Element data from apps and pages:

------------------------------------------------

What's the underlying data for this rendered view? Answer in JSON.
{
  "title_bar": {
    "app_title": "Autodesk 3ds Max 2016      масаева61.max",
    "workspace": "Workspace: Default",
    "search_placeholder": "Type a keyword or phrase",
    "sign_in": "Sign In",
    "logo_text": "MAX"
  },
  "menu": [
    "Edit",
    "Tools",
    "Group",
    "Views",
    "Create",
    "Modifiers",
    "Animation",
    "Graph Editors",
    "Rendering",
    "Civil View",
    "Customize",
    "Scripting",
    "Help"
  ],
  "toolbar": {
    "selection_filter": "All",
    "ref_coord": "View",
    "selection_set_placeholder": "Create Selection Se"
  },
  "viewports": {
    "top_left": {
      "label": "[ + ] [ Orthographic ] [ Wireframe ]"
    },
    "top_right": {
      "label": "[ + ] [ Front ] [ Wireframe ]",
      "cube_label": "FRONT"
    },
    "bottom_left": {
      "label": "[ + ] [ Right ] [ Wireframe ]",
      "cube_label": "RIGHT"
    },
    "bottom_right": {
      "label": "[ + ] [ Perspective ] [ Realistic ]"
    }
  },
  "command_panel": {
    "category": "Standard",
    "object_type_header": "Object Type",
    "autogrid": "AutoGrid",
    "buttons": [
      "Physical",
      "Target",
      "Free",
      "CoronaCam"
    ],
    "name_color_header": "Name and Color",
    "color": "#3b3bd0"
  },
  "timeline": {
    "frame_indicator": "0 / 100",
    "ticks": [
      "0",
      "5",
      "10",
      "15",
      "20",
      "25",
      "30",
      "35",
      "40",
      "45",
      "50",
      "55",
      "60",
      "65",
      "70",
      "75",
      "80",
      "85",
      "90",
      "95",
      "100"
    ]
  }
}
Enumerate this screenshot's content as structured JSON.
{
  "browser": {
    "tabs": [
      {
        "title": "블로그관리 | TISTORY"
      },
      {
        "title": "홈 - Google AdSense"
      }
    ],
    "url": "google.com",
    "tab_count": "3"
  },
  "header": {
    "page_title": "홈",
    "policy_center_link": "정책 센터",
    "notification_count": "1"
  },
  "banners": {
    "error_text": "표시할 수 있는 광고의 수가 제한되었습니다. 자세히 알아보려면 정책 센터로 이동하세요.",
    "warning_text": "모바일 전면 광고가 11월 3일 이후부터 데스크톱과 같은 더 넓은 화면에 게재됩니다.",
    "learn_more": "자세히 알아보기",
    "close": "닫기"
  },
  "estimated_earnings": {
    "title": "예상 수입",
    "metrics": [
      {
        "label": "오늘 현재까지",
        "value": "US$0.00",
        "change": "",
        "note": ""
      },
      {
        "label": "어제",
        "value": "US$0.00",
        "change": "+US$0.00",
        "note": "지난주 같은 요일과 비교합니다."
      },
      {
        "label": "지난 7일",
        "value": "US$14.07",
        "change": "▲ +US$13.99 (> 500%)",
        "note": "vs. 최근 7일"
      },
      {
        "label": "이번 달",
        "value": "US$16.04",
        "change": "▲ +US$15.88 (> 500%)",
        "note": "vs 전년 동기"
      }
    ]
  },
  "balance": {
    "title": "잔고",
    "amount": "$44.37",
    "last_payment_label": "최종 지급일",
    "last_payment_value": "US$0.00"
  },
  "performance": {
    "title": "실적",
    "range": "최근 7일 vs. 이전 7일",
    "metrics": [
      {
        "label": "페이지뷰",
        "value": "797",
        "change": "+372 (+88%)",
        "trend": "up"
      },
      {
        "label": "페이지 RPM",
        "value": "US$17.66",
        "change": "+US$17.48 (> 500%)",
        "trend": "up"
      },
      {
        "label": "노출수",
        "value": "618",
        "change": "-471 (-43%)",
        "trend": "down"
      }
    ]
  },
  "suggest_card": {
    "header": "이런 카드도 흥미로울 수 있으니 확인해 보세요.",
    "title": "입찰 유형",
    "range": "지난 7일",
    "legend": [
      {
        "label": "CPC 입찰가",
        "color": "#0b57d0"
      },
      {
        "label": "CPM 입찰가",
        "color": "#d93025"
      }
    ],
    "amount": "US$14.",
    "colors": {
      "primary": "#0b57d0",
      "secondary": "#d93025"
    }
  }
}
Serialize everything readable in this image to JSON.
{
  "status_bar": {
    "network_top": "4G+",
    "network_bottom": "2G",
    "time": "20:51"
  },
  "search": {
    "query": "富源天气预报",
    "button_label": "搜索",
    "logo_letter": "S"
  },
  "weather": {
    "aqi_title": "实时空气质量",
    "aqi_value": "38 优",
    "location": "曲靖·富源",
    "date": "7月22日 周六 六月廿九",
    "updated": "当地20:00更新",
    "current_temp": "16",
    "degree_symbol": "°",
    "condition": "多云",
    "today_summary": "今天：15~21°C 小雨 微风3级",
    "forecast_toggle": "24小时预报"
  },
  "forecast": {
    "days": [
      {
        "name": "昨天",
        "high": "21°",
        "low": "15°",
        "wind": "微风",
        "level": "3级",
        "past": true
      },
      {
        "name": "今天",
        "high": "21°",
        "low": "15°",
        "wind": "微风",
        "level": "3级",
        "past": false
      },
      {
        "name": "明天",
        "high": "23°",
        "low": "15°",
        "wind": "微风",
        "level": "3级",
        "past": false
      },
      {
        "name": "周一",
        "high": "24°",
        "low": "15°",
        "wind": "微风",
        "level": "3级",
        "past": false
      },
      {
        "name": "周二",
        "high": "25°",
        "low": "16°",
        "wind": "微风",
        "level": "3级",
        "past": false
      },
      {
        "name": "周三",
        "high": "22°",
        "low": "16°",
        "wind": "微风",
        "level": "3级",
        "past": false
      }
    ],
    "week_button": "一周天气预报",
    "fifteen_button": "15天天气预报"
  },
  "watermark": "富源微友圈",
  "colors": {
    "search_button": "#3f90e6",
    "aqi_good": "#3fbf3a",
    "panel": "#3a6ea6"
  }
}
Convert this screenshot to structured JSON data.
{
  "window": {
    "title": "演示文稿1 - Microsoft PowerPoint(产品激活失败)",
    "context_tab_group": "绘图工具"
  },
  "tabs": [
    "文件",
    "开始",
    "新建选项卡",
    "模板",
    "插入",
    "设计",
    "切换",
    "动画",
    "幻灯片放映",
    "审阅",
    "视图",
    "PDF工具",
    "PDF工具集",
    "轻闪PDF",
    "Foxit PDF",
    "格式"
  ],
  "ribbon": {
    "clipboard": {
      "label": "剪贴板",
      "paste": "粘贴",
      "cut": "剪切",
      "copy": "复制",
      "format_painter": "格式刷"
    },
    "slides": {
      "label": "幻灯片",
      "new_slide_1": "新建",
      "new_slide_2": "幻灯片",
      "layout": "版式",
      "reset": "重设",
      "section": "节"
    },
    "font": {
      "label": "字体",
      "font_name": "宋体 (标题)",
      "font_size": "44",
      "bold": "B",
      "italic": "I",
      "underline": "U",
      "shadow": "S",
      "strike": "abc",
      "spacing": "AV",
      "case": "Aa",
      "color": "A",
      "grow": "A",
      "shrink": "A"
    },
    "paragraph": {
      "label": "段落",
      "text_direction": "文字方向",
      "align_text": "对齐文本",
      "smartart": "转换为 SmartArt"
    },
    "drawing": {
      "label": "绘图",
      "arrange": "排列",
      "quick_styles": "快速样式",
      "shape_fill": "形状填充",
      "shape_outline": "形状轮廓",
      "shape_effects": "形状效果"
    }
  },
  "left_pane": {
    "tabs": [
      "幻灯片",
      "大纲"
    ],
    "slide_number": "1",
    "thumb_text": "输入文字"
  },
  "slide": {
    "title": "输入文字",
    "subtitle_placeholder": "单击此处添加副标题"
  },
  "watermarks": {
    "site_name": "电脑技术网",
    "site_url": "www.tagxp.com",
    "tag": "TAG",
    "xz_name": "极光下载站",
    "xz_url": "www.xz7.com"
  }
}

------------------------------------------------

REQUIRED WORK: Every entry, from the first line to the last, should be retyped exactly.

ANSWER:
What's the underlying data for this rendered view? Answer in JSON.
{
  "title_bar": {
    "app_title": "Autodesk 3ds Max 2016      масаева61.max",
    "workspace": "Workspace: Default",
    "search_placeholder": "Type a keyword or phrase",
    "sign_in": "Sign In",
    "logo_text": "MAX"
  },
  "menu": [
    "Edit",
    "Tools",
    "Group",
    "Views",
    "Create",
    "Modifiers",
    "Animation",
    "Graph Editors",
    "Rendering",
    "Civil View",
    "Customize",
    "Scripting",
    "Help"
  ],
  "toolbar": {
    "selection_filter": "All",
    "ref_coord": "View",
    "selection_set_placeholder": "Create Selection Se"
  },
  "viewports": {
    "top_left": {
      "label": "[ + ] [ Orthographic ] [ Wireframe ]"
    },
    "top_right": {
      "label": "[ + ] [ Front ] [ Wireframe ]",
      "cube_label": "FRONT"
    },
    "bottom_left": {
      "label": "[ + ] [ Right ] [ Wireframe ]",
      "cube_label": "RIGHT"
    },
    "bottom_right": {
      "label": "[ + ] [ Perspective ] [ Realistic ]"
    }
  },
  "command_panel": {
    "category": "Standard",
    "object_type_header": "Object Type",
    "autogrid": "AutoGrid",
    "buttons": [
      "Physical",
      "Target",
      "Free",
      "CoronaCam"
    ],
    "name_color_header": "Name and Color",
    "color": "#3b3bd0"
  },
  "timeline": {
    "frame_indicator": "0 / 100",
    "ticks": [
      "0",
      "5",
      "10",
      "15",
      "20",
      "25",
      "30",
      "35",
      "40",
      "45",
      "50",
      "55",
      "60",
      "65",
      "70",
      "75",
      "80",
      "85",
      "90",
      "95",
      "100"
    ]
  }
}
Enumerate this screenshot's content as structured JSON.
{
  "browser": {
    "tabs": [
      {
        "title": "블로그관리 | TISTORY"
      },
      {
        "title": "홈 - Google AdSense"
      }
    ],
    "url": "google.com",
    "tab_count": "3"
  },
  "header": {
    "page_title": "홈",
    "policy_center_link": "정책 센터",
    "notification_count": "1"
  },
  "banners": {
    "error_text": "표시할 수 있는 광고의 수가 제한되었습니다. 자세히 알아보려면 정책 센터로 이동하세요.",
    "warning_text": "모바일 전면 광고가 11월 3일 이후부터 데스크톱과 같은 더 넓은 화면에 게재됩니다.",
    "learn_more": "자세히 알아보기",
    "close": "닫기"
  },
  "estimated_earnings": {
    "title": "예상 수입",
    "metrics": [
      {
        "label": "오늘 현재까지",
        "value": "US$0.00",
        "change": "",
        "note": ""
      },
      {
        "label": "어제",
        "value": "US$0.00",
        "change": "+US$0.00",
        "note": "지난주 같은 요일과 비교합니다."
      },
      {
        "label": "지난 7일",
        "value": "US$14.07",
        "change": "▲ +US$13.99 (> 500%)",
        "note": "vs. 최근 7일"
      },
      {
        "label": "이번 달",
        "value": "US$16.04",
        "change": "▲ +US$15.88 (> 500%)",
        "note": "vs 전년 동기"
      }
    ]
  },
  "balance": {
    "title": "잔고",
    "amount": "$44.37",
    "last_payment_label": "최종 지급일",
    "last_payment_value": "US$0.00"
  },
  "performance": {
    "title": "실적",
    "range": "최근 7일 vs. 이전 7일",
    "metrics": [
      {
        "label": "페이지뷰",
        "value": "797",
        "change": "+372 (+88%)",
        "trend": "up"
      },
      {
        "label": "페이지 RPM",
        "value": "US$17.66",
        "change": "+US$17.48 (> 500%)",
        "trend": "up"
      },
      {
        "label": "노출수",
        "value": "618",
        "change": "-471 (-43%)",
        "trend": "down"
      }
    ]
  },
  "suggest_card": {
    "header": "이런 카드도 흥미로울 수 있으니 확인해 보세요.",
    "title": "입찰 유형",
    "range": "지난 7일",
    "legend": [
      {
        "label": "CPC 입찰가",
        "color": "#0b57d0"
      },
      {
        "label": "CPM 입찰가",
        "color": "#d93025"
      }
    ],
    "amount": "US$14.",
    "colors": {
      "primary": "#0b57d0",
      "secondary": "#d93025"
    }
  }
}
Serialize everything readable in this image to JSON.
{
  "status_bar": {
    "network_top": "4G+",
    "network_bottom": "2G",
    "time": "20:51"
  },
  "search": {
    "query": "富源天气预报",
    "button_label": "搜索",
    "logo_letter": "S"
  },
  "weather": {
    "aqi_title": "实时空气质量",
    "aqi_value": "38 优",
    "location": "曲靖·富源",
    "date": "7月22日 周六 六月廿九",
    "updated": "当地20:00更新",
    "current_temp": "16",
    "degree_symbol": "°",
    "condition": "多云",
    "today_summary": "今天：15~21°C 小雨 微风3级",
    "forecast_toggle": "24小时预报"
  },
  "forecast": {
    "days": [
      {
        "name": "昨天",
        "high": "21°",
        "low": "15°",
        "wind": "微风",
        "level": "3级",
        "past": true
      },
      {
        "name": "今天",
        "high": "21°",
        "low": "15°",
        "wind": "微风",
        "level": "3级",
        "past": false
      },
      {
        "name": "明天",
        "high": "23°",
        "low": "15°",
        "wind": "微风",
        "level": "3级",
        "past": false
      },
      {
        "name": "周一",
        "high": "24°",
        "low": "15°",
        "wind": "微风",
        "level": "3级",
        "past": false
      },
      {
        "name": "周二",
        "high": "25°",
        "low": "16°",
        "wind": "微风",
        "level": "3级",
        "past": false
      },
      {
        "name": "周三",
        "high": "22°",
        "low": "16°",
        "wind": "微风",
        "level": "3级",
        "past": false
      }
    ],
    "week_button": "一周天气预报",
    "fifteen_button": "15天天气预报"
  },
  "watermark": "富源微友圈",
  "colors": {
    "search_button": "#3f90e6",
    "aqi_good": "#3fbf3a",
    "panel": "#3a6ea6"
  }
}
Convert this screenshot to structured JSON data.
{
  "window": {
    "title": "演示文稿1 - Microsoft PowerPoint(产品激活失败)",
    "context_tab_group": "绘图工具"
  },
  "tabs": [
    "文件",
    "开始",
    "新建选项卡",
    "模板",
    "插入",
    "设计",
    "切换",
    "动画",
    "幻灯片放映",
    "审阅",
    "视图",
    "PDF工具",
    "PDF工具集",
    "轻闪PDF",
    "Foxit PDF",
    "格式"
  ],
  "ribbon": {
    "clipboard": {
      "label": "剪贴板",
      "paste": "粘贴",
      "cut": "剪切",
      "copy": "复制",
      "format_painter": "格式刷"
    },
    "slides": {
      "label": "幻灯片",
      "new_slide_1": "新建",
      "new_slide_2": "幻灯片",
      "layout": "版式",
      "reset": "重设",
      "section": "节"
    },
    "font": {
      "label": "字体",
      "font_name": "宋体 (标题)",
      "font_size": "44",
      "bold": "B",
      "italic": "I",
      "underline": "U",
      "shadow": "S",
      "strike": "abc",
      "spacing": "AV",
      "case": "Aa",
      "color": "A",
      "grow": "A",
      "shrink": "A"
    },
    "paragraph": {
      "label": "段落",
      "text_direction": "文字方向",
      "align_text": "对齐文本",
      "smartart": "转换为 SmartArt"
    },
    "drawing": {
      "label": "绘图",
      "arrange": "排列",
      "quick_styles": "快速样式",
      "shape_fill": "形状填充",
      "shape_outline": "形状轮廓",
      "shape_effects": "形状效果"
    }
  },
  "left_pane": {
    "tabs": [
      "幻灯片",
      "大纲"
    ],
    "slide_number": "1",
    "thumb_text": "输入文字"
  },
  "slide": {
    "title": "输入文字",
    "subtitle_placeholder": "单击此处添加副标题"
  },
  "watermarks": {
    "site_name": "电脑技术网",
    "site_url": "www.tagxp.com",
    "tag": "TAG",
    "xz_name": "极光下载站",
    "xz_url": "www.xz7.com"
  }
}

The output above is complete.